Yoga classes will probably start within our first few days of reaching the exchange university, and I think that I’m in need of the practice. On the bus this morning, I had to check myself and push the manual restart before the old inexorable slide into negative territory picked up too much steam. The wheels of the day were loose from the start, and by the ride back tonight, I was seething. They held us two hours later than expected, sure. But there was no use in getting so sour trying to fight it. Our U.S. professor’s main piece of advice to us – “Surrender to India” – applies in this case and anywhere, really: when I brace myself against experience, it builds a wall that permits no connection to anything dynamic, challenging, worthwhile. And maybe that’s the idea.

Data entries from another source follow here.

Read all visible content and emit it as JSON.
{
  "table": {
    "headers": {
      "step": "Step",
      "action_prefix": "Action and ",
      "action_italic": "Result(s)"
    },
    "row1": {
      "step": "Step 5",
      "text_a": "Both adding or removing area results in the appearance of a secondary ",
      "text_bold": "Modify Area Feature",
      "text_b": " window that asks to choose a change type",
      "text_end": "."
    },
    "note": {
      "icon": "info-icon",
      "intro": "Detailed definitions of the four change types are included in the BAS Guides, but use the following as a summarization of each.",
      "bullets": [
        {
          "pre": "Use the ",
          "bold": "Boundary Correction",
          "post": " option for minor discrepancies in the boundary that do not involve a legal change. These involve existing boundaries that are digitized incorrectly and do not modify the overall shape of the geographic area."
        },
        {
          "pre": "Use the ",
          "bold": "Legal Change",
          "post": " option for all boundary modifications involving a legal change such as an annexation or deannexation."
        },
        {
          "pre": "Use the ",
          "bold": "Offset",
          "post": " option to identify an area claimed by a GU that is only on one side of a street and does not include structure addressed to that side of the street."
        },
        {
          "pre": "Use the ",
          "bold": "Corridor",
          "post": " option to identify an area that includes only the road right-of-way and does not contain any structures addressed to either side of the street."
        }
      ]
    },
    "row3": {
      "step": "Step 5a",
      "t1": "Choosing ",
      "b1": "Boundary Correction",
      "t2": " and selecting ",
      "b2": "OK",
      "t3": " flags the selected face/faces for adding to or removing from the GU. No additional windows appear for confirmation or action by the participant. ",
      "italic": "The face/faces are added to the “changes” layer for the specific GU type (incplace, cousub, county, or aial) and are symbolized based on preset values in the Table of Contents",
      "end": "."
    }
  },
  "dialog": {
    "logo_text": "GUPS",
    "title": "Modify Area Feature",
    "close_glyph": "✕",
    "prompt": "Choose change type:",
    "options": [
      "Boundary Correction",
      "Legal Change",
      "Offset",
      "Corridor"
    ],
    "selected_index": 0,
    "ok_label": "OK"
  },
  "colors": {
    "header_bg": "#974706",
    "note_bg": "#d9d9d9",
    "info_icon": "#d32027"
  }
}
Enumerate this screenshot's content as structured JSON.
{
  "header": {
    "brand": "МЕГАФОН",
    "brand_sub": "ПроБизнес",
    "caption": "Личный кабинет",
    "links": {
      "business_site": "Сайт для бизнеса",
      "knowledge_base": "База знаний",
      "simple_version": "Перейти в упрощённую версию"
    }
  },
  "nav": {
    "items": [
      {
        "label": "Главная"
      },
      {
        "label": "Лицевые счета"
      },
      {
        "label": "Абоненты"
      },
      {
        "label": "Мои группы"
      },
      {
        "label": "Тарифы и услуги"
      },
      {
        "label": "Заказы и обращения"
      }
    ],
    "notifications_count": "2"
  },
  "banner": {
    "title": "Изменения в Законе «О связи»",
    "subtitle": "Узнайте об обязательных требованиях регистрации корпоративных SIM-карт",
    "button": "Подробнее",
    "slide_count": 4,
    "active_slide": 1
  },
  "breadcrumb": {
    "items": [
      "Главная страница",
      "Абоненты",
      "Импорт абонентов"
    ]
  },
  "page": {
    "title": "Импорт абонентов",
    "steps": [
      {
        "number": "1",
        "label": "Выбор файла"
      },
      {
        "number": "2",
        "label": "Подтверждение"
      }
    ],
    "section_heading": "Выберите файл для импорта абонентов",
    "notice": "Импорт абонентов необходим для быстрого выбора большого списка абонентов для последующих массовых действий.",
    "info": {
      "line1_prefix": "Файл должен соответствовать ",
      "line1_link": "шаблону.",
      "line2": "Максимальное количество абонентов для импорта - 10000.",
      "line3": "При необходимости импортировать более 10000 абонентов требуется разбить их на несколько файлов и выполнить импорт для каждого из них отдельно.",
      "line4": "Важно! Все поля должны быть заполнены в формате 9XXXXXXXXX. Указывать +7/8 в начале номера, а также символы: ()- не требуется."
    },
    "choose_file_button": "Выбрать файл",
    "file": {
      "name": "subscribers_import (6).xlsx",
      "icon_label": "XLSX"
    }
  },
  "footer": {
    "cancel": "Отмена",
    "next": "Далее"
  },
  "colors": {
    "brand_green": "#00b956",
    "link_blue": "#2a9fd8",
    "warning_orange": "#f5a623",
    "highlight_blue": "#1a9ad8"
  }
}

Look- today can go back to hell. Back at the hotel and for tonight, I’m just tired of writing it down and feeling sleepy and feeling old and tired of the unwashed sheets on this bed in our hotel room turned sickroom. The new start tomorrow is coming right on time. We’re now four percent of the way through this trip.